The 7.0-magnitude earthquake left an estimated 1.5 million people homeless, and initially 200,000 were killed. Many survivors have died since due to malnutrition and dehydration and injuries received during the quake. People are sleeping in the streets with nothing under them but bricks. With a shaky infrastructure to begin with, there is very little that the earthquake did not damage or destroy. Homes, schools, places of worship, government buildings – all suffered damage and those that are not level are unsafe.

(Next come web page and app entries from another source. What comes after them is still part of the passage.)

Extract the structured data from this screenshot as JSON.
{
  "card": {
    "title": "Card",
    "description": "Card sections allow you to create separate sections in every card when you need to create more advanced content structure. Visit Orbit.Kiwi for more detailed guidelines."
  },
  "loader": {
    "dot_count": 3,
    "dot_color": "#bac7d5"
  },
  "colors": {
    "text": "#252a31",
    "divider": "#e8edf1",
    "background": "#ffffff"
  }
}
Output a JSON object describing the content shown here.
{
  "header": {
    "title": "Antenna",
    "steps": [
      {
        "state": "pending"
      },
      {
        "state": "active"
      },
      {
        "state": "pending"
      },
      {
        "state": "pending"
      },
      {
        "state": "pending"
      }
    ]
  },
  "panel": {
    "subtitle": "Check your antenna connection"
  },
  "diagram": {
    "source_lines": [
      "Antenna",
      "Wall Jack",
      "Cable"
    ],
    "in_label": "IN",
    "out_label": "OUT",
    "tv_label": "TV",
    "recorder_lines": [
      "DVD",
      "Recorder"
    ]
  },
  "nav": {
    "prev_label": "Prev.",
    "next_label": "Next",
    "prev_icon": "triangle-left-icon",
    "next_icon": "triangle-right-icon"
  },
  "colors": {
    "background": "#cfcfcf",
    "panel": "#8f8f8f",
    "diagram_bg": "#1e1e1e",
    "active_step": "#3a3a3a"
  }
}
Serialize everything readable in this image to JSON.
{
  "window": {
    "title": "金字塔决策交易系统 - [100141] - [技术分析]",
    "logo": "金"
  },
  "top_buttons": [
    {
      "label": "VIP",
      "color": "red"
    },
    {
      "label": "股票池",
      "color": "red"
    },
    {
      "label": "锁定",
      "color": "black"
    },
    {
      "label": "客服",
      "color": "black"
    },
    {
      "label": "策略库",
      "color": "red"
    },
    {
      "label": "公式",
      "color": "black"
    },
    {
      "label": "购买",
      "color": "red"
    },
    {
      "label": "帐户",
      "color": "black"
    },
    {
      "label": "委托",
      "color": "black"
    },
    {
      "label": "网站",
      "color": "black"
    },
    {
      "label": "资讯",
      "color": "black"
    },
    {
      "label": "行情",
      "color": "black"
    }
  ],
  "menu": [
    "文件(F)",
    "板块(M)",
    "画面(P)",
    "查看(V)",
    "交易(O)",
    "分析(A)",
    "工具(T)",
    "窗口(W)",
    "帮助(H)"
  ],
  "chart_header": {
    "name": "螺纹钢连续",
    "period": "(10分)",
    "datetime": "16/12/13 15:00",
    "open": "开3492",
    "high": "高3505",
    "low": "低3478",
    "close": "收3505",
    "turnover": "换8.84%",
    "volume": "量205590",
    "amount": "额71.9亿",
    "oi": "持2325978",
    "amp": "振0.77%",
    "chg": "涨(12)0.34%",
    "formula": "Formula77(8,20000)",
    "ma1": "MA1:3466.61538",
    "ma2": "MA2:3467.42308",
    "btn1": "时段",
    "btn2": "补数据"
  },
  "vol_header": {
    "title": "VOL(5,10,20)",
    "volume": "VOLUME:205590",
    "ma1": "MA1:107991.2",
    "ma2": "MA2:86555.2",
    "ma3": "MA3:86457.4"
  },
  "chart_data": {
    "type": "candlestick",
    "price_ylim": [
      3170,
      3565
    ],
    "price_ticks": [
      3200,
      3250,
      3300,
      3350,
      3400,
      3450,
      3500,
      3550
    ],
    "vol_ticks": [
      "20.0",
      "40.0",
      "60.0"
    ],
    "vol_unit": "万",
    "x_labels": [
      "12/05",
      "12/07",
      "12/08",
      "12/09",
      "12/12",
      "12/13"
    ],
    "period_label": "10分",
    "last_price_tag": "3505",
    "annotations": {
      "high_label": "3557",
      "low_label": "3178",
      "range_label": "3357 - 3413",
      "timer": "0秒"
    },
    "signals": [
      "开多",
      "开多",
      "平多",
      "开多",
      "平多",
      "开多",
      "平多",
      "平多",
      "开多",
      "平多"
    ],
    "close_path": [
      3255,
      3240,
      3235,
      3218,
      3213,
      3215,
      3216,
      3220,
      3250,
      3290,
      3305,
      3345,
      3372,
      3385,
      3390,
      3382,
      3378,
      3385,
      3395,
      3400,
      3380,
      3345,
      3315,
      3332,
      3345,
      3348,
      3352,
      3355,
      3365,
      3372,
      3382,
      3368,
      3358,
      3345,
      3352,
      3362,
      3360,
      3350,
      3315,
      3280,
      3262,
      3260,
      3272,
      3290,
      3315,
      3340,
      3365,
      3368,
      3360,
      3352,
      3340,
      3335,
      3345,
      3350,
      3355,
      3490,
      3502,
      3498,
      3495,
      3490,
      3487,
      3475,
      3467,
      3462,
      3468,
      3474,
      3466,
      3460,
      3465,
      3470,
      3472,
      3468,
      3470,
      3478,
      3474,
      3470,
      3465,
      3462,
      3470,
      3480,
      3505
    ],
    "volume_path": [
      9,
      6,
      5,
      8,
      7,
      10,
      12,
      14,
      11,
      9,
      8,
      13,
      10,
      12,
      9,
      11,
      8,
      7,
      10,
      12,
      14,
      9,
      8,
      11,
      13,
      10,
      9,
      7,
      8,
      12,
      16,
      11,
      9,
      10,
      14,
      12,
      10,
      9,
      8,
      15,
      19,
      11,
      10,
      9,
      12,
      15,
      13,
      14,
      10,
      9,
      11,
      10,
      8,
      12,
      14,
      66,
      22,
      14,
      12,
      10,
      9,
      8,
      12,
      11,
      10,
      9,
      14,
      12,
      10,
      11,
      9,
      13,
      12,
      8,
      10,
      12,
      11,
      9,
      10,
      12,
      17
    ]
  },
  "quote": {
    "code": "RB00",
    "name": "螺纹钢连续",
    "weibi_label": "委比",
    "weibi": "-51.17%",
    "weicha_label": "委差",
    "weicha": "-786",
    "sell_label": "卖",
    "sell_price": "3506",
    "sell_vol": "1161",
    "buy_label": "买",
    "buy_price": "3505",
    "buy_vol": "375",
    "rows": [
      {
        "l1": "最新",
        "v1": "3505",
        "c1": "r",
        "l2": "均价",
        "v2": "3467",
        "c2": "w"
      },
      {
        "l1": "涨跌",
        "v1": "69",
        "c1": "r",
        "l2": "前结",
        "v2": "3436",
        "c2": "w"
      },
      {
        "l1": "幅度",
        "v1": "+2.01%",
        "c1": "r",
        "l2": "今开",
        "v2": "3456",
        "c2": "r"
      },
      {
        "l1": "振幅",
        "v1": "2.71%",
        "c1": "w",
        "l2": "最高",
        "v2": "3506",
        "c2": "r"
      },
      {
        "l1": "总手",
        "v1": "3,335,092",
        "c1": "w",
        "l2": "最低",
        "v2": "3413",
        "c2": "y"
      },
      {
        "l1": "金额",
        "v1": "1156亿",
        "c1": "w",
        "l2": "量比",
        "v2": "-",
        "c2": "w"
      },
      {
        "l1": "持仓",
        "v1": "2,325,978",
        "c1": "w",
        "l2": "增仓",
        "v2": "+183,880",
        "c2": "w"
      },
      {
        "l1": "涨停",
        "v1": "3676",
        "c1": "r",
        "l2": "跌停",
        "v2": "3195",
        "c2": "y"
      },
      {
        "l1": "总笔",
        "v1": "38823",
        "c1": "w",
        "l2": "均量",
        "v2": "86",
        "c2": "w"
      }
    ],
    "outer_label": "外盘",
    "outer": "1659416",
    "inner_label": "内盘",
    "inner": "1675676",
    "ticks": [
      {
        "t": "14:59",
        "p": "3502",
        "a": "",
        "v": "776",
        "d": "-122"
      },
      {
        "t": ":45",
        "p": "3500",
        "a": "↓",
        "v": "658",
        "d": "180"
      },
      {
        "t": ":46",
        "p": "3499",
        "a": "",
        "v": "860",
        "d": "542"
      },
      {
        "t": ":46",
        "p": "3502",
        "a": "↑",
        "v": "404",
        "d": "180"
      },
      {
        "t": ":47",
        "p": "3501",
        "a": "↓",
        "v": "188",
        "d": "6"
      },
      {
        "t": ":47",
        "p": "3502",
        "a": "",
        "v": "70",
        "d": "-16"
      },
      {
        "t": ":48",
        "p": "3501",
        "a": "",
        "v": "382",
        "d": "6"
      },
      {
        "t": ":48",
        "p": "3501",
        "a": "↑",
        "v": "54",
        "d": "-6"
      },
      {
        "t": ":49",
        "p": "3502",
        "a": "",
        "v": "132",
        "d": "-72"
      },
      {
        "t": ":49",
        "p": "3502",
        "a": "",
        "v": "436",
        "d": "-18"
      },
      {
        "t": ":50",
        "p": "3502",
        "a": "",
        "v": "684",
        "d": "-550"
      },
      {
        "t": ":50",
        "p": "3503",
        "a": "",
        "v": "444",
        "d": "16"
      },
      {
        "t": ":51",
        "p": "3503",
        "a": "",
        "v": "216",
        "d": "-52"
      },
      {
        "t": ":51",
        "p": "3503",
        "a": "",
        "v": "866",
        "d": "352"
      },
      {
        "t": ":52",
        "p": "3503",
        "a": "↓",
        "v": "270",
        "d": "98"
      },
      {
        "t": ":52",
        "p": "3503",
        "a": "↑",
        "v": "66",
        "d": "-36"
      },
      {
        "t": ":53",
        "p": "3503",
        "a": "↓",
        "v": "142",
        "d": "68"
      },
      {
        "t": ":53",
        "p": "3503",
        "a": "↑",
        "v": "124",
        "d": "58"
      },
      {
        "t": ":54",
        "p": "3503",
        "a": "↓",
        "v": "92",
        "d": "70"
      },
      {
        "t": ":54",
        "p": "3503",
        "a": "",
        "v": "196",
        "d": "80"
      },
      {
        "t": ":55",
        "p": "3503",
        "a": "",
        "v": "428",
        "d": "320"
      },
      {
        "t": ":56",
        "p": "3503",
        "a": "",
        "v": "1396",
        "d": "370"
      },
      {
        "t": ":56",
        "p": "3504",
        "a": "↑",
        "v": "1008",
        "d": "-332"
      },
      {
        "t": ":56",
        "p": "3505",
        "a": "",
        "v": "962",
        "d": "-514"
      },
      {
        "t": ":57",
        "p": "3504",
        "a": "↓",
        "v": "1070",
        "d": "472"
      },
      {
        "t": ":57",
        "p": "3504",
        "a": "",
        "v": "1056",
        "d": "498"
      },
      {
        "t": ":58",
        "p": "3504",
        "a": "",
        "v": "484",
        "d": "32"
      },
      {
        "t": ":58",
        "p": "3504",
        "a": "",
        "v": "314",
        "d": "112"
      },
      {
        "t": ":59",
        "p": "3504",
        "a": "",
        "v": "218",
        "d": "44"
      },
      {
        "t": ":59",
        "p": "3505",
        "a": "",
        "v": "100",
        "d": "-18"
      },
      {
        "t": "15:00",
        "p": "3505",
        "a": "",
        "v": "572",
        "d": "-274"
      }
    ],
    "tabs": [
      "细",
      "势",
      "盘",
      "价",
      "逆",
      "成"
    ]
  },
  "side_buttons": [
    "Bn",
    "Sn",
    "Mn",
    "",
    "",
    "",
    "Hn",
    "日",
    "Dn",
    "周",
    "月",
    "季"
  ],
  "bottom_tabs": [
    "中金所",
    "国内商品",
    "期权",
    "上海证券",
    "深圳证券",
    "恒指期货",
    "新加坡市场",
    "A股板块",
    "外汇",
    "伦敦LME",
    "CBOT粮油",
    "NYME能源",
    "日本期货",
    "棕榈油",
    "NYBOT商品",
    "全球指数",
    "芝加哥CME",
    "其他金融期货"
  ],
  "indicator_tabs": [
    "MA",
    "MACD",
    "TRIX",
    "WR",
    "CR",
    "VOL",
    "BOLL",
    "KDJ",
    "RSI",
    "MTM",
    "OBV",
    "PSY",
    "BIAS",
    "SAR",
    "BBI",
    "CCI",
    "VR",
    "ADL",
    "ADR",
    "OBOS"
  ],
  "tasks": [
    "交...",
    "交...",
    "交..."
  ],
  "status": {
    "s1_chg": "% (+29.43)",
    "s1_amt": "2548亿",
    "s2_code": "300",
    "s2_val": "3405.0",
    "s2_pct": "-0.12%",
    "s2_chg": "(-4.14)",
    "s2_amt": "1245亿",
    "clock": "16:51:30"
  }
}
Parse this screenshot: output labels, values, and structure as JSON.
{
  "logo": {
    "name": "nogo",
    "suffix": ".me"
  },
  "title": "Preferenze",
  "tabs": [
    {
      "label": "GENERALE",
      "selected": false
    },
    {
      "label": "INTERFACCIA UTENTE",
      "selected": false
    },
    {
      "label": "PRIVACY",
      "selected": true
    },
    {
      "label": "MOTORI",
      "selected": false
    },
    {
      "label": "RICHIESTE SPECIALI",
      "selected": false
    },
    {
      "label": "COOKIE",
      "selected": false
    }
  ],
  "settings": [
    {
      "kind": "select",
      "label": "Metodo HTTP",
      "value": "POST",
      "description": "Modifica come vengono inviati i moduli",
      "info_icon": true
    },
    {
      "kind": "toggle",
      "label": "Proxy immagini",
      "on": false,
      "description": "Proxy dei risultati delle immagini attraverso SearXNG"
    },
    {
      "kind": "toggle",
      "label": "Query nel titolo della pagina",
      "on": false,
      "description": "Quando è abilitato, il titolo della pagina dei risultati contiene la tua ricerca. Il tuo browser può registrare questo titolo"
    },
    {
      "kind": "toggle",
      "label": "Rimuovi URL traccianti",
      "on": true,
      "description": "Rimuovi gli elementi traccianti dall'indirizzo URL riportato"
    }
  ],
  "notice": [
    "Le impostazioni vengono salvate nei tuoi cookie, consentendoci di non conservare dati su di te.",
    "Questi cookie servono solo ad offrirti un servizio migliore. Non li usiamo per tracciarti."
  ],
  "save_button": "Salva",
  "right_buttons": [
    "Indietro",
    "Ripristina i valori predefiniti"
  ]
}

Islamic Relief set up temporary shelters in tented areas for 120 families. They worked with and befriended the Haitians whom they helped. This contrasts with many other relief efforts in which the volunteers felt the need for body guards and also the need to construct barbed wire fences between themselves and the Haitians. The humane ambiance of Islamic Reliefâ€™s work in addition to the direct aid is an outgrowth of religious faith.
â€œI never realized how devastated that poor country wasâ€ said one woman after hearing Brother Khan speak.
The evening was presented by Islamic Relief in coordination with the Islamic Shura Council of Southern California. Sponsors were CAIR-LA, MPAC, MAS, MSA-West and COPAA.
Islamic Relief is a charitable organization which has operated for a quarter of a century to alleviate poverty, illiteracy and suffering and to bring aid and comfort to victims of natural and man made disasters. They are often the first responders to any emergency, and their work covers every part of the globe. They operate without reference to nationality, creed and color. They partner with other aid groups both local and international.
The list of their activities is encyclopedic. Here are a few: an orphan support program; water and sanitation development; education, and income generation. They have been in Pakistan in the aftermath of devastating earthquakes there; in Gaza when Israeli bombs were dropping; in Ethiopia during a famine, and in our Gulf States in the aftermath of Katrina.